The Impact of the Covid‑19 Pandemic on Student Affairs Practitioners: A Reflective Case Study from Bindura University of Science Education in Zimbabwe
The Covid‑19 pandemic has had an unprecedented impact on faculty and student affairs practitioners which has changed the future of higher education worldwide. This reflective practitioner account looks into its impact on practitioners working in student affairs, some of which is not immediately visible, but unfortunately very significant and will surface in the medium and long term. There has been tremendous uncertainty for Student Affairs practitioners as a result of disruption from familiar routines and unexpected disengagement with their clients, the students. The change management perspective and scholarship of practice were adopted as methods of observing how a department in a university deals with unplanned change. The study concluded that the Covid‑19 pandemic impacted practitioners negatively at the case university as new skills were required, practitioners were required to adjust to new work arrangements, lost income, suffered mental health problems and faced resource constrains.
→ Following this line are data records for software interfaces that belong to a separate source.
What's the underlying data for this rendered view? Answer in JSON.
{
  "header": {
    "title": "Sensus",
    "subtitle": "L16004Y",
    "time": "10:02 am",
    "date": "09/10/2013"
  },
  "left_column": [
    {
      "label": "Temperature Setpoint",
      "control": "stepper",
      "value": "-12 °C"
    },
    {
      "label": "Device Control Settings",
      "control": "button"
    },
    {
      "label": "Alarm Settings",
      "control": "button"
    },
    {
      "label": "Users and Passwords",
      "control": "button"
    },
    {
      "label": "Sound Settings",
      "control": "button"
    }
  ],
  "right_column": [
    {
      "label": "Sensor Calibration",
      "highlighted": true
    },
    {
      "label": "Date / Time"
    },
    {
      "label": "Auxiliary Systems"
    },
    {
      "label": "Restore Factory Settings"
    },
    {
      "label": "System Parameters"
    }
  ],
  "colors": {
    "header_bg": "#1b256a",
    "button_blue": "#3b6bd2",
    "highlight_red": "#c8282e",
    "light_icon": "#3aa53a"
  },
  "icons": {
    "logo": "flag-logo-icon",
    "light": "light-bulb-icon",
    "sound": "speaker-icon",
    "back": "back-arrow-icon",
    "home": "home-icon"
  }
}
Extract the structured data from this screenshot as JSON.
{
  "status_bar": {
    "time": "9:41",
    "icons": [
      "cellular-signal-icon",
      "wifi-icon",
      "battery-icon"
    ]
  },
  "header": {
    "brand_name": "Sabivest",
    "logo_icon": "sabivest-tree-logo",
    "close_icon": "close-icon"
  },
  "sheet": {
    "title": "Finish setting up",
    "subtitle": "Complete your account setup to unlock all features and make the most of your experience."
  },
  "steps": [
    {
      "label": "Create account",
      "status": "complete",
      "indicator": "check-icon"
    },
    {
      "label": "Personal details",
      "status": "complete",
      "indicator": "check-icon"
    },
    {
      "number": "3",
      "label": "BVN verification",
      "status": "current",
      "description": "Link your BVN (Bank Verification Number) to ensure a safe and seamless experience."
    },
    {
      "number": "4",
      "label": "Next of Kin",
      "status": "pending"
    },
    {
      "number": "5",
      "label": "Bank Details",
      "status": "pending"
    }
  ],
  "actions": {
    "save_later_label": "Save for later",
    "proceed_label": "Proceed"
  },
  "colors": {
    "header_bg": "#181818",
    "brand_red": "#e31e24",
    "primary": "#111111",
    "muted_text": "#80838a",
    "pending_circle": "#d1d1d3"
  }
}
Training and development, social media, employee support systems and employee incentives were catalysts in the early adoption of change.
Authors who publish with this journal agree to the following terms:
- Authors retain copyright and grant the journal right of first publication with the work simultaneously licensed under a Creative Commons Attribution Share-alike 4.0 International License that allows others to share the work with an acknowledgement of the work's authorship and initial publication in this journal.
- Authors are able to enter into separate, additional contractual arrangements for the non-exclusive distribution of the journal's published version of the work (e.g., post it to an institutional repository or publish it in a book), with an acknowledgement of its initial publication in this journal.
- Authors are permitted and encouraged to post their work online (e.g., in institutional repositories or on their website) prior to and during the submission process, as it can lead to productive exchanges, as well as earlier and greater citation of published work (See The Effect of Open Access).